# [WORK ITEM]
Without changing a single character, write out every record below.

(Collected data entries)
- - -

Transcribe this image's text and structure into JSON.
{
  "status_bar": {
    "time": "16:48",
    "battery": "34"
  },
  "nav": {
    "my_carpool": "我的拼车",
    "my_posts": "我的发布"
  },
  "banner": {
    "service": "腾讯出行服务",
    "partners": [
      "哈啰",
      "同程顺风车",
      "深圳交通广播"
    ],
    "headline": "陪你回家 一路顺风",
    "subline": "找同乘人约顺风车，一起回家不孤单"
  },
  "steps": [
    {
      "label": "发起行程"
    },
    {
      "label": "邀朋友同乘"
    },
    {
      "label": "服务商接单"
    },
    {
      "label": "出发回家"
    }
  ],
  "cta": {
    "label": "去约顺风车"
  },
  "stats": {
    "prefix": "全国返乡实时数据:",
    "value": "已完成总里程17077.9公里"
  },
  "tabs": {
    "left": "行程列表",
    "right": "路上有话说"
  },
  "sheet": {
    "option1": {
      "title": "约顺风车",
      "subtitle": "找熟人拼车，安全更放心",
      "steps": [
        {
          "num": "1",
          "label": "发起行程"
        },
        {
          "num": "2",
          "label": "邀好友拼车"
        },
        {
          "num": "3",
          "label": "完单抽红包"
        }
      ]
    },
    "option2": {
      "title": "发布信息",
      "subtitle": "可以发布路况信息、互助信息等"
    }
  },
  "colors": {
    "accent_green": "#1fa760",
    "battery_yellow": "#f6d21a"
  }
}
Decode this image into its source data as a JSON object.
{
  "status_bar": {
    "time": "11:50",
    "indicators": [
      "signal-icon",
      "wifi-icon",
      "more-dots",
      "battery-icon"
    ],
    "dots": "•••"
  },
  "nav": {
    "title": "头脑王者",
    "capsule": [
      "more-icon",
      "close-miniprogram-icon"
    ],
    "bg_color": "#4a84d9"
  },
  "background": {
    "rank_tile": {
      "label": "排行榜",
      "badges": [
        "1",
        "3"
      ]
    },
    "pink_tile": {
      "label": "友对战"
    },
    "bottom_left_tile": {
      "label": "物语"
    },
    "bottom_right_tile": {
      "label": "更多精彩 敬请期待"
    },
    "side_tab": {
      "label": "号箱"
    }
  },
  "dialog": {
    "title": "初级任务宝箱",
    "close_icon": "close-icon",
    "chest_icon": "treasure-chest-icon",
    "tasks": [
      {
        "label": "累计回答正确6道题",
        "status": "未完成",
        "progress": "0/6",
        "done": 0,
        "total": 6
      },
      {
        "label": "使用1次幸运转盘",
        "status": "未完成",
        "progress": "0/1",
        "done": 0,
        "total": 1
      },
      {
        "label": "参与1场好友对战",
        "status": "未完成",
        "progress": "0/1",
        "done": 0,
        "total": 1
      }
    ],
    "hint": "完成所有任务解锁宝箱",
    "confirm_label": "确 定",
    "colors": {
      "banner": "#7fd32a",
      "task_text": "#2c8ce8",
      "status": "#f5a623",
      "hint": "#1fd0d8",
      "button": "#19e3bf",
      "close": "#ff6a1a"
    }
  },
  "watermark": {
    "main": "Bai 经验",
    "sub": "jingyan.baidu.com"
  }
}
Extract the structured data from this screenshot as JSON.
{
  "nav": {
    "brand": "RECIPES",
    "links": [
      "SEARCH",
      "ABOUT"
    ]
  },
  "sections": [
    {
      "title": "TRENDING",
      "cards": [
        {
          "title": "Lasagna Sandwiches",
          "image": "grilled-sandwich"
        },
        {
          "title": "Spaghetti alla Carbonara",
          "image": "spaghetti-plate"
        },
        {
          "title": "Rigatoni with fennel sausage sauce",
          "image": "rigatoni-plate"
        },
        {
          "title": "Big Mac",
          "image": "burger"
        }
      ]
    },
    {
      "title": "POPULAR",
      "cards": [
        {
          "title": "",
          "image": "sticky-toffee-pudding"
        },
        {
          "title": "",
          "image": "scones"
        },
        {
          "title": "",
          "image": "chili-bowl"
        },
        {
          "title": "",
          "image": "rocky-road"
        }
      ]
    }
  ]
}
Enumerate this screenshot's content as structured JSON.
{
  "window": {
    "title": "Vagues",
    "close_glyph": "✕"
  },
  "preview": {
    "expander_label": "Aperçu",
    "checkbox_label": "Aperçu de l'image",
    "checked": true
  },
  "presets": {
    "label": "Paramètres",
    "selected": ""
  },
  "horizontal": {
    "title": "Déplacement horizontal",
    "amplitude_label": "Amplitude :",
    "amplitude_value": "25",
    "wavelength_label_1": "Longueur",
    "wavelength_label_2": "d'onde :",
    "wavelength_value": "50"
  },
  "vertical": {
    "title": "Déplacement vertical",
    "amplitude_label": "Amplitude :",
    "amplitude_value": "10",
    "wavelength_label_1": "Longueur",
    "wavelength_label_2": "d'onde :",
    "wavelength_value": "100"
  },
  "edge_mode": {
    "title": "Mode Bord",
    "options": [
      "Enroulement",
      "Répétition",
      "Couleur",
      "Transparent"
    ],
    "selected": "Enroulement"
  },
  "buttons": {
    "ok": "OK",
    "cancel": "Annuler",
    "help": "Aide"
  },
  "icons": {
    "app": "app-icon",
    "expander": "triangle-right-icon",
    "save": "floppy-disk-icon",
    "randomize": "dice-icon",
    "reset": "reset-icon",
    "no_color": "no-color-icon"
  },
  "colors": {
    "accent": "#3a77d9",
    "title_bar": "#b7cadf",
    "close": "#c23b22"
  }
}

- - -

# [SOLUTION FOR THIS EXERCISE]
Transcribe this image's text and structure into JSON.
{
  "status_bar": {
    "time": "16:48",
    "battery": "34"
  },
  "nav": {
    "my_carpool": "我的拼车",
    "my_posts": "我的发布"
  },
  "banner": {
    "service": "腾讯出行服务",
    "partners": [
      "哈啰",
      "同程顺风车",
      "深圳交通广播"
    ],
    "headline": "陪你回家 一路顺风",
    "subline": "找同乘人约顺风车，一起回家不孤单"
  },
  "steps": [
    {
      "label": "发起行程"
    },
    {
      "label": "邀朋友同乘"
    },
    {
      "label": "服务商接单"
    },
    {
      "label": "出发回家"
    }
  ],
  "cta": {
    "label": "去约顺风车"
  },
  "stats": {
    "prefix": "全国返乡实时数据:",
    "value": "已完成总里程17077.9公里"
  },
  "tabs": {
    "left": "行程列表",
    "right": "路上有话说"
  },
  "sheet": {
    "option1": {
      "title": "约顺风车",
      "subtitle": "找熟人拼车，安全更放心",
      "steps": [
        {
          "num": "1",
          "label": "发起行程"
        },
        {
          "num": "2",
          "label": "邀好友拼车"
        },
        {
          "num": "3",
          "label": "完单抽红包"
        }
      ]
    },
    "option2": {
      "title": "发布信息",
      "subtitle": "可以发布路况信息、互助信息等"
    }
  },
  "colors": {
    "accent_green": "#1fa760",
    "battery_yellow": "#f6d21a"
  }
}
Decode this image into its source data as a JSON object.
{
  "status_bar": {
    "time": "11:50",
    "indicators": [
      "signal-icon",
      "wifi-icon",
      "more-dots",
      "battery-icon"
    ],
    "dots": "•••"
  },
  "nav": {
    "title": "头脑王者",
    "capsule": [
      "more-icon",
      "close-miniprogram-icon"
    ],
    "bg_color": "#4a84d9"
  },
  "background": {
    "rank_tile": {
      "label": "排行榜",
      "badges": [
        "1",
        "3"
      ]
    },
    "pink_tile": {
      "label": "友对战"
    },
    "bottom_left_tile": {
      "label": "物语"
    },
    "bottom_right_tile": {
      "label": "更多精彩 敬请期待"
    },
    "side_tab": {
      "label": "号箱"
    }
  },
  "dialog": {
    "title": "初级任务宝箱",
    "close_icon": "close-icon",
    "chest_icon": "treasure-chest-icon",
    "tasks": [
      {
        "label": "累计回答正确6道题",
        "status": "未完成",
        "progress": "0/6",
        "done": 0,
        "total": 6
      },
      {
        "label": "使用1次幸运转盘",
        "status": "未完成",
        "progress": "0/1",
        "done": 0,
        "total": 1
      },
      {
        "label": "参与1场好友对战",
        "status": "未完成",
        "progress": "0/1",
        "done": 0,
        "total": 1
      }
    ],
    "hint": "完成所有任务解锁宝箱",
    "confirm_label": "确 定",
    "colors": {
      "banner": "#7fd32a",
      "task_text": "#2c8ce8",
      "status": "#f5a623",
      "hint": "#1fd0d8",
      "button": "#19e3bf",
      "close": "#ff6a1a"
    }
  },
  "watermark": {
    "main": "Bai 经验",
    "sub": "jingyan.baidu.com"
  }
}
Extract the structured data from this screenshot as JSON.
{
  "nav": {
    "brand": "RECIPES",
    "links": [
      "SEARCH",
      "ABOUT"
    ]
  },
  "sections": [
    {
      "title": "TRENDING",
      "cards": [
        {
          "title": "Lasagna Sandwiches",
          "image": "grilled-sandwich"
        },
        {
          "title": "Spaghetti alla Carbonara",
          "image": "spaghetti-plate"
        },
        {
          "title": "Rigatoni with fennel sausage sauce",
          "image": "rigatoni-plate"
        },
        {
          "title": "Big Mac",
          "image": "burger"
        }
      ]
    },
    {
      "title": "POPULAR",
      "cards": [
        {
          "title": "",
          "image": "sticky-toffee-pudding"
        },
        {
          "title": "",
          "image": "scones"
        },
        {
          "title": "",
          "image": "chili-bowl"
        },
        {
          "title": "",
          "image": "rocky-road"
        }
      ]
    }
  ]
}
Enumerate this screenshot's content as structured JSON.
{
  "window": {
    "title": "Vagues",
    "close_glyph": "✕"
  },
  "preview": {
    "expander_label": "Aperçu",
    "checkbox_label": "Aperçu de l'image",
    "checked": true
  },
  "presets": {
    "label": "Paramètres",
    "selected": ""
  },
  "horizontal": {
    "title": "Déplacement horizontal",
    "amplitude_label": "Amplitude :",
    "amplitude_value": "25",
    "wavelength_label_1": "Longueur",
    "wavelength_label_2": "d'onde :",
    "wavelength_value": "50"
  },
  "vertical": {
    "title": "Déplacement vertical",
    "amplitude_label": "Amplitude :",
    "amplitude_value": "10",
    "wavelength_label_1": "Longueur",
    "wavelength_label_2": "d'onde :",
    "wavelength_value": "100"
  },
  "edge_mode": {
    "title": "Mode Bord",
    "options": [
      "Enroulement",
      "Répétition",
      "Couleur",
      "Transparent"
    ],
    "selected": "Enroulement"
  },
  "buttons": {
    "ok": "OK",
    "cancel": "Annuler",
    "help": "Aide"
  },
  "icons": {
    "app": "app-icon",
    "expander": "triangle-right-icon",
    "save": "floppy-disk-icon",
    "randomize": "dice-icon",
    "reset": "reset-icon",
    "no_color": "no-color-icon"
  },
  "colors": {
    "accent": "#3a77d9",
    "title_bar": "#b7cadf",
    "close": "#c23b22"
  }
}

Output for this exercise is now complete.